After accelerating through five straight weeks, India’s inflation rate eased to 7.14 per cent as on April 5, giving some respite to a worried government that has come under fire from opposition parties as well as political allies for the sharp rise in prices.
Official data released on Thursday showed the wholesale price index (WPI)-based inflation eased in the week ended April 5, because of a fall in prices of fruits, gur and certain edible oils, where the government has announced major tax cuts to boost supplies..
Economists said the drop in the inflation rate to 7.14 per cent from 7.41 per cent in the previous week was also because of what is called a “base effect” — meaning the price index was already at a relatively higher level in the same week last year.
The government measures, except those for edible oil, would take some time to kick in, they said.
The country annually consumes about 10 million tons of edible oils, with imports contributing half of that.
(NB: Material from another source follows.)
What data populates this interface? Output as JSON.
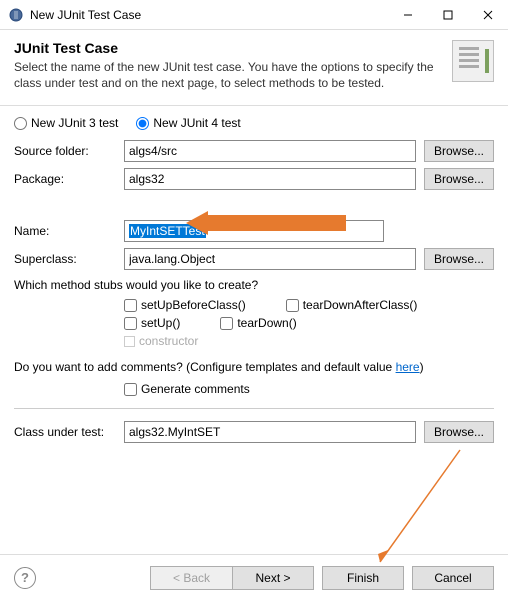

In February, India’s vegetable oils imports grew by nearly 300 per cent to 430,000 tonnes compared with 150,000 tonnes in the previous year. This month the government slashed import duties on several varieties of edible oil including sunflower oil, palm oil, vanaspati and olive oil. The prices of vegetables, tea, pulses and coconut oil, however, continued to rise, while those of steel and aviation turbine fuel also rose in the latest reported week.
“A fall in edible oil prices is partly reflected in the dip in inflation rate, but it is also because of a high base last year,” said DK Joshi, principal economist of consulting and credit rating firm Crisil.
All told, the inflation rate is still at worrisome level and threatens to derail the “India growth story”.
Jayati Ghosh, a Professor of Economics at Jawaharlal Nehru University, said a fall in prices would primarily depend on how the government handles the food economy.
Finance Minister P Chidambaram told parliament on Wednesday that the government, which has already slashed food duties and banned exports of pulses and other foods, would come down hard on steel and cement companies if found to be forming a price cartel.